iFixit dissects the $2,299 Magic Leap One so you don’t have to

Every time a new, expensive gadget becomes commercially available, you can expect the glue-and-screw crew at iFixit to quickly pounce. This month’s Magic Leap One headset, now available for a cool $2,299, is no exception, and iFixit has now posted a treasure trove of photos and thoughts on the “mixed reality” device’s tech, performance, and repairability.

“This device is unlike anything we’ve torn down in the past,” the site’s authors write in their lengthy ML1 article. This teardown includes an unusually lengthy explanation of how Magic Leap’s first commercially available headset renders virtual images, à la Microsoft’s Hololens.

Among their discoveries: a four-LED array of infrared sensors is built into each of the headset’s lenses, and the sensors are aimed at users’ eyeballs to track their movement. The headset’s lenses are each equipped with six layers, and each layer is dedicated to one color wavelength (red, blue, or green). Three of those lens layers render near-focused visuals, and the other three render far-focused content—which doubles Microsoft’s own take on the concept. (iFixit is careful to point out existing Magic Leap patents regarding how these function.)
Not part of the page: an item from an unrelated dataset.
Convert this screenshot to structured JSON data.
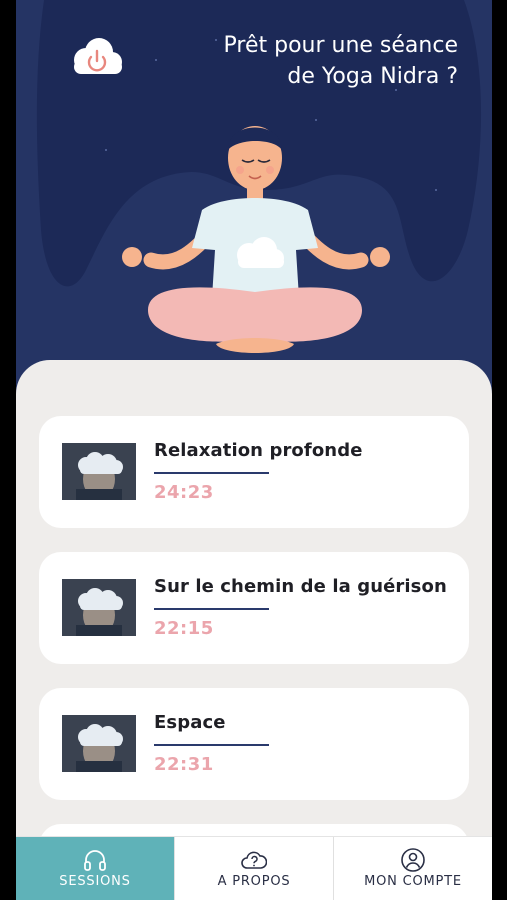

The teardown confirms specs that have been previously revealed, including 8GB of RAM, 128GB of onboard storage, and an Nvidia Tegra X2 SoC. But this teardown, unsurprisingly, reveals a few more important processors and construction elements. Just on the headset alone, iFixit found a separate video-processing unit with 512MB GDDR4 RAM and a 4K-resolution, 60fps video receiver. The ML1’s “Lightpack,” which must be worn in a pocket and connected to the headset, includes a massive fan (made by CoolerMaster, of all companies), a 36.77Wh battery, and a bunch of other chips.